## EXERCISE OBJECTIVE
Beneath this task are records; count the lines among them that contain the word "Flag" and answer with the number only.

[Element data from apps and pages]
___
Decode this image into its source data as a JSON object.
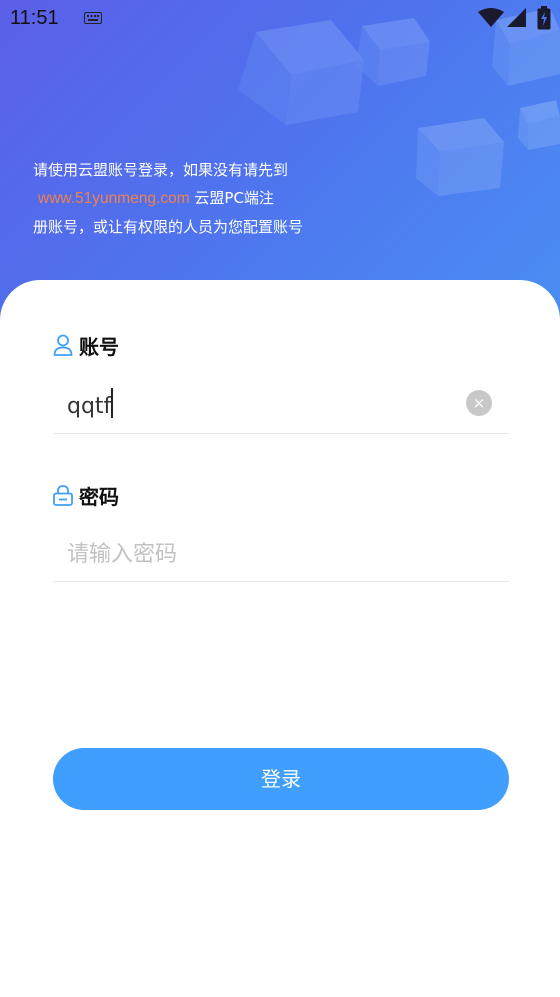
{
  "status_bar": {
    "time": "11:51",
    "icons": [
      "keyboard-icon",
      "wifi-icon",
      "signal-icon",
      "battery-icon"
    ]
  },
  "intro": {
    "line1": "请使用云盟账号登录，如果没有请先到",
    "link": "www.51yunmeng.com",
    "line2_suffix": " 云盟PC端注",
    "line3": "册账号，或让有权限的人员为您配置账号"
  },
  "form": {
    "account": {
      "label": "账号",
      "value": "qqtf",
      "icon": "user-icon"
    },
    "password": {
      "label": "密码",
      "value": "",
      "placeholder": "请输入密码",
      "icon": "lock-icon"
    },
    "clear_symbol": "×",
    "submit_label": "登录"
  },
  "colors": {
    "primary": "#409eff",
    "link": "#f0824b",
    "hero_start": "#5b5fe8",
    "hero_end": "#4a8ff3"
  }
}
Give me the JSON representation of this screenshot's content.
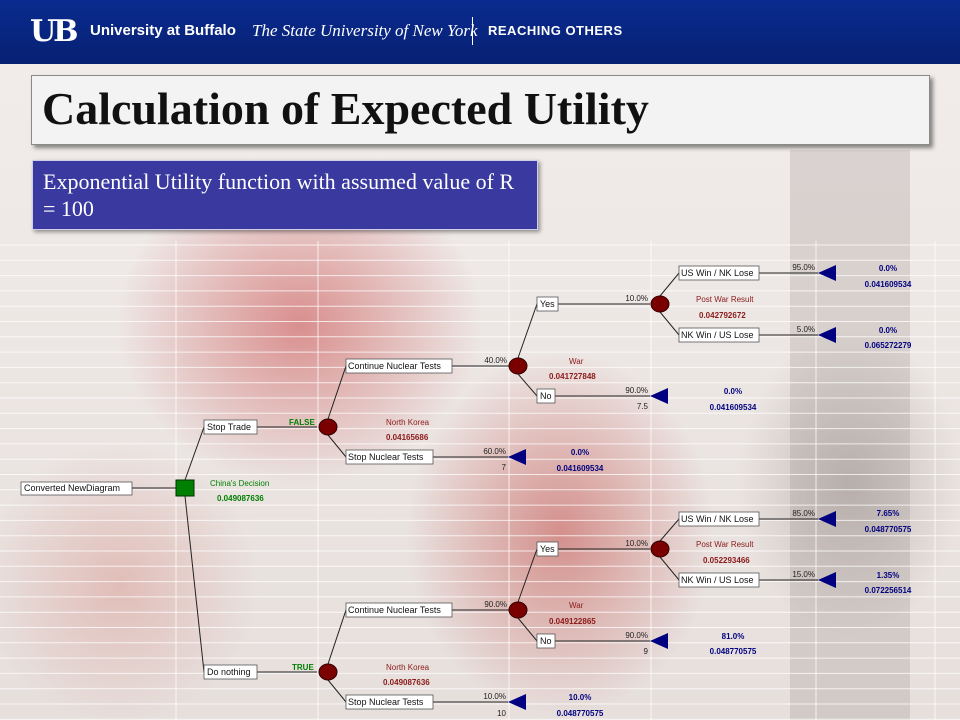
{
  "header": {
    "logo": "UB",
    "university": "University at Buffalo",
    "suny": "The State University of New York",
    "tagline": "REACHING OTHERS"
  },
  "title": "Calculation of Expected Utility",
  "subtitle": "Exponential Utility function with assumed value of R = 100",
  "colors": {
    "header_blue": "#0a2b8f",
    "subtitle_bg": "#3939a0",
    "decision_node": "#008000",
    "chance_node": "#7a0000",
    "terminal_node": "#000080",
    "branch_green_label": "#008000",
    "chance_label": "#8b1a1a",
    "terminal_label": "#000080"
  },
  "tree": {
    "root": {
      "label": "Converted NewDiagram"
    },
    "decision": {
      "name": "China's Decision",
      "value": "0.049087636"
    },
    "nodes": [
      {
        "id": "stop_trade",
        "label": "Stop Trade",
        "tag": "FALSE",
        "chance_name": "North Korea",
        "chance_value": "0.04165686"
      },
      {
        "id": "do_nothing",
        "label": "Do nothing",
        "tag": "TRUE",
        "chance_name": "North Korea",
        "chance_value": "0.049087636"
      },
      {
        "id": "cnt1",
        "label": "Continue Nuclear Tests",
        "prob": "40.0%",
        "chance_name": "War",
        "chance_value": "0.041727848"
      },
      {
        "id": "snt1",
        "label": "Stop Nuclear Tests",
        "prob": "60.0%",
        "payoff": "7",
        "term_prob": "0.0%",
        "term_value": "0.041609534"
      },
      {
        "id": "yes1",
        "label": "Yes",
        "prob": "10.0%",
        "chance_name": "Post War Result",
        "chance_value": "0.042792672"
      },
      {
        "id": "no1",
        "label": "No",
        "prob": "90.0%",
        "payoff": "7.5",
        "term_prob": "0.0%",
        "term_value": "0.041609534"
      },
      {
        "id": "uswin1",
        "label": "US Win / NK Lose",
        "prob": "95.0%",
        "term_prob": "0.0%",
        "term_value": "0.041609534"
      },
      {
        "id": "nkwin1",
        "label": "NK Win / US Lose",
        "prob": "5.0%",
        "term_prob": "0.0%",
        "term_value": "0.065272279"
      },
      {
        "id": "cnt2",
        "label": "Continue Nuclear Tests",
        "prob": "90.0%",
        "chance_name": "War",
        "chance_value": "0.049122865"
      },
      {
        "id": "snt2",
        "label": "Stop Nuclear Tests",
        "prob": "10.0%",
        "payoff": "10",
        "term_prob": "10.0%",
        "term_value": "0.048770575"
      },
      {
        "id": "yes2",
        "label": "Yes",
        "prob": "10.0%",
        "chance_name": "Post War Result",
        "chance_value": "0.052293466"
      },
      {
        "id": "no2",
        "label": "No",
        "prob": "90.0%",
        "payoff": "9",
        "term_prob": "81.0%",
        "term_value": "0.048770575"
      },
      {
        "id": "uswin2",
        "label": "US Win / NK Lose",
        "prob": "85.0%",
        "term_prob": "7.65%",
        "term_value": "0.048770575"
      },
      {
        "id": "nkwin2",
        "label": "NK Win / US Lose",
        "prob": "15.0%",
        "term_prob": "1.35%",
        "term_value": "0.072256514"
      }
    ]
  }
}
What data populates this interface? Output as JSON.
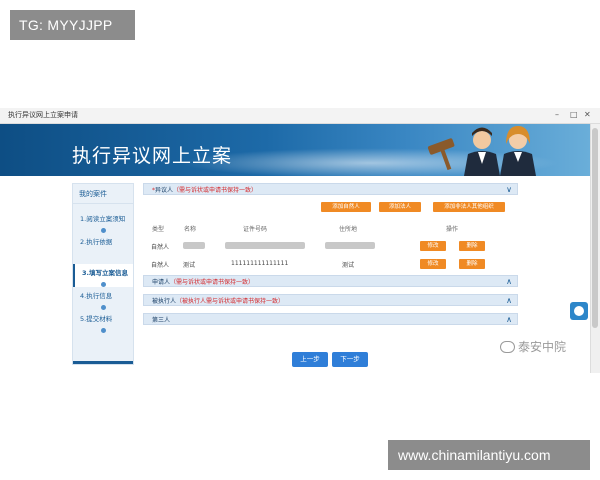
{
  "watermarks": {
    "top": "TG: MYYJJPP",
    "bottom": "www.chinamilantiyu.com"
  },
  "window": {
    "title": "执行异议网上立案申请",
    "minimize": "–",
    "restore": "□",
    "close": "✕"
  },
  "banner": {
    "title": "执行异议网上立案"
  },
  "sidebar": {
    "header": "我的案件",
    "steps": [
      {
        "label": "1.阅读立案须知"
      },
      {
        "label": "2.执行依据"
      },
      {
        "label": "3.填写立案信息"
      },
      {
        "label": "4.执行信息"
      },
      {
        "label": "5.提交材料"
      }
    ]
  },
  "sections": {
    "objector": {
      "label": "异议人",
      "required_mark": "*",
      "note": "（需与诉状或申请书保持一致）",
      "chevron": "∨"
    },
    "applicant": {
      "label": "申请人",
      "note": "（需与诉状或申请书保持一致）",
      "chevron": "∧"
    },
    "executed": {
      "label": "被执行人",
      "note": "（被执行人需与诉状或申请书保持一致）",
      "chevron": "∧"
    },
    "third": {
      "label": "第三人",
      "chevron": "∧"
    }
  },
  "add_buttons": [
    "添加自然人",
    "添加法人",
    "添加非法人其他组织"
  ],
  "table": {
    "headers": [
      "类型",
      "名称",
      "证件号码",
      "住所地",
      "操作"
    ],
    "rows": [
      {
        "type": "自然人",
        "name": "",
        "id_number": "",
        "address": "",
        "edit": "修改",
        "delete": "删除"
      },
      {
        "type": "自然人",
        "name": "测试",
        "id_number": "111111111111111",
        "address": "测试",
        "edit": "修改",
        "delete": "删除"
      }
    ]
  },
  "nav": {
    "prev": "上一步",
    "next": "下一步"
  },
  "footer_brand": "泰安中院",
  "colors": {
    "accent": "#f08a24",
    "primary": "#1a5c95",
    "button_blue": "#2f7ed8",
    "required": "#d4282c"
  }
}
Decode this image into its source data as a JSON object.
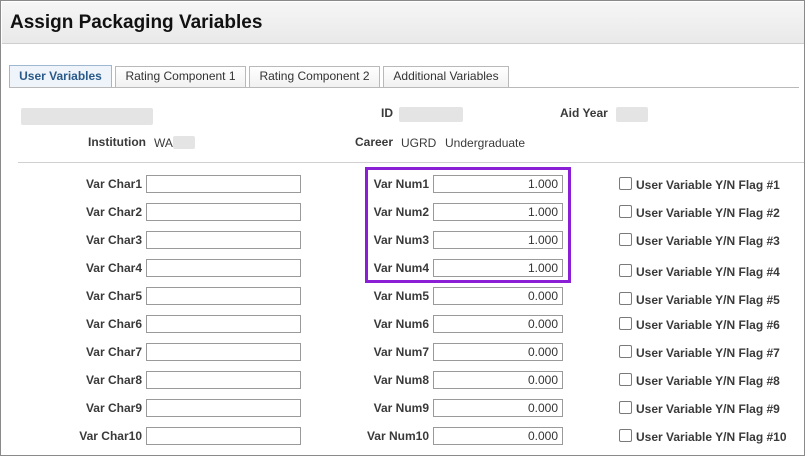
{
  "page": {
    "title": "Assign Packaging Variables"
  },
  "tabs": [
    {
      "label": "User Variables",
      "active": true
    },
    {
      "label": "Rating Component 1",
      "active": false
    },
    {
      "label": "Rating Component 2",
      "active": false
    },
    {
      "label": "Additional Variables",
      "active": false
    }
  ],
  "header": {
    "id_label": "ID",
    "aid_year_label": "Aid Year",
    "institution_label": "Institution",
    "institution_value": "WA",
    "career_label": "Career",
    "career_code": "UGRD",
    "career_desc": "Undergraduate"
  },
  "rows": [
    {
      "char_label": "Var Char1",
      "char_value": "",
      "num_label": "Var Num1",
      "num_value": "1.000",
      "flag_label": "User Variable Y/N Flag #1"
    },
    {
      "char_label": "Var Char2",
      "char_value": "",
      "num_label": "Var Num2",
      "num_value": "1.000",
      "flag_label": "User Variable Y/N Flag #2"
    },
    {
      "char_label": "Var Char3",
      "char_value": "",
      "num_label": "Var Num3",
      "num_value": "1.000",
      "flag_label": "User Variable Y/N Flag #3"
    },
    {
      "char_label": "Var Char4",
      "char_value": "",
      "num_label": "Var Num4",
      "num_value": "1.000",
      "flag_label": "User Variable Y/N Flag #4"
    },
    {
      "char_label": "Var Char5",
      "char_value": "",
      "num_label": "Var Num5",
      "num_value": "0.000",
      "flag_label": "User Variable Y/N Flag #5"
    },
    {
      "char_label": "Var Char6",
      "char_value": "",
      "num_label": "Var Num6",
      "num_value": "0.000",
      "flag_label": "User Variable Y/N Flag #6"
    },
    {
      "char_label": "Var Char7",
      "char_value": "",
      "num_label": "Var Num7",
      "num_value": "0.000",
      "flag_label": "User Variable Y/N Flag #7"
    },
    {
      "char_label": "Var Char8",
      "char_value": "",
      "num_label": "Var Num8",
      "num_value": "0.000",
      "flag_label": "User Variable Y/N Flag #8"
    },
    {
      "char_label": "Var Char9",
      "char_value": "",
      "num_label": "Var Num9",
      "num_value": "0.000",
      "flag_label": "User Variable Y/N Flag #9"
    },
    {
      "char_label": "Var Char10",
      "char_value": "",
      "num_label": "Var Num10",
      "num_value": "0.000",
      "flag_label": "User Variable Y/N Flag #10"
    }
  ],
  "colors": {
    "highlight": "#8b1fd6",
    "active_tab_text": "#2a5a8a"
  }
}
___
## ANSWER TO THE PROBLEM
10